DESCRIPTION OF THE TASK:
If a line in the records below contains the word "icon", copy it out.
________________________________________
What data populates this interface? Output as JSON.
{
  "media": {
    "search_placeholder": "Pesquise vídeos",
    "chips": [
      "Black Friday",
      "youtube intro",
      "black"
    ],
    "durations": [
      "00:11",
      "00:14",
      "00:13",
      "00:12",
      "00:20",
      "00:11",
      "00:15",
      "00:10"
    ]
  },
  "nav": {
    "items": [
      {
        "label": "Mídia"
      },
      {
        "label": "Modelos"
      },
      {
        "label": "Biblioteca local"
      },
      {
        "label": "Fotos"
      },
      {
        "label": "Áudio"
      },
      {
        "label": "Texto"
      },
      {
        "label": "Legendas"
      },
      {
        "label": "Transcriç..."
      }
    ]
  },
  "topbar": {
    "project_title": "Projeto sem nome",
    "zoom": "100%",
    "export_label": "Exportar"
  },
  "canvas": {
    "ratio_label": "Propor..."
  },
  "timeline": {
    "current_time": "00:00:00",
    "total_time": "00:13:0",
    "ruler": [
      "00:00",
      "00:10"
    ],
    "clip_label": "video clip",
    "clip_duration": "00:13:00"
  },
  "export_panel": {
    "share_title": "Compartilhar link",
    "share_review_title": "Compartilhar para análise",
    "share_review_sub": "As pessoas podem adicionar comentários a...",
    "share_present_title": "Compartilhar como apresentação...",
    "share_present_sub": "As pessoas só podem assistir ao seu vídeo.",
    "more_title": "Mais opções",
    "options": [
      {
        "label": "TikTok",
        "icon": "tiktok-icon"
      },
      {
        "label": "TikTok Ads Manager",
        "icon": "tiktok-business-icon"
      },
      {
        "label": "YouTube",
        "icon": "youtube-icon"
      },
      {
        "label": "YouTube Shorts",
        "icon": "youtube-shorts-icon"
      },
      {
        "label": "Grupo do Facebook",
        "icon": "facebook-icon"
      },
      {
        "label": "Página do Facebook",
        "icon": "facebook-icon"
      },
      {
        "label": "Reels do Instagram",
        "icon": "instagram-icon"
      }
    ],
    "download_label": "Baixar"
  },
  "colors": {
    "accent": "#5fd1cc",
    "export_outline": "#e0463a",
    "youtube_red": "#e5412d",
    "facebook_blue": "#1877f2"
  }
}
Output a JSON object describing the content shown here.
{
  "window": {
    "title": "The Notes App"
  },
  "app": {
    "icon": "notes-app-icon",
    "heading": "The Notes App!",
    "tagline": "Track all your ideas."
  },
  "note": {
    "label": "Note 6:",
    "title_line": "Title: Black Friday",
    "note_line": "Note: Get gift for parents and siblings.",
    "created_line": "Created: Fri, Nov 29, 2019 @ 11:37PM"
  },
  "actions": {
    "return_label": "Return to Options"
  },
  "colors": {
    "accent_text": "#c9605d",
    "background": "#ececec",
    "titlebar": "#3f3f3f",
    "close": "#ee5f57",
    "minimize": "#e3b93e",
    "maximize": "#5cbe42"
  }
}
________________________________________
RESULT FOR THIS EXERCISE:
        "icon": "tiktok-icon"
        "icon": "tiktok-business-icon"
        "icon": "youtube-icon"
        "icon": "youtube-shorts-icon"
        "icon": "facebook-icon"
        "icon": "facebook-icon"
        "icon": "instagram-icon"
    "icon": "notes-app-icon",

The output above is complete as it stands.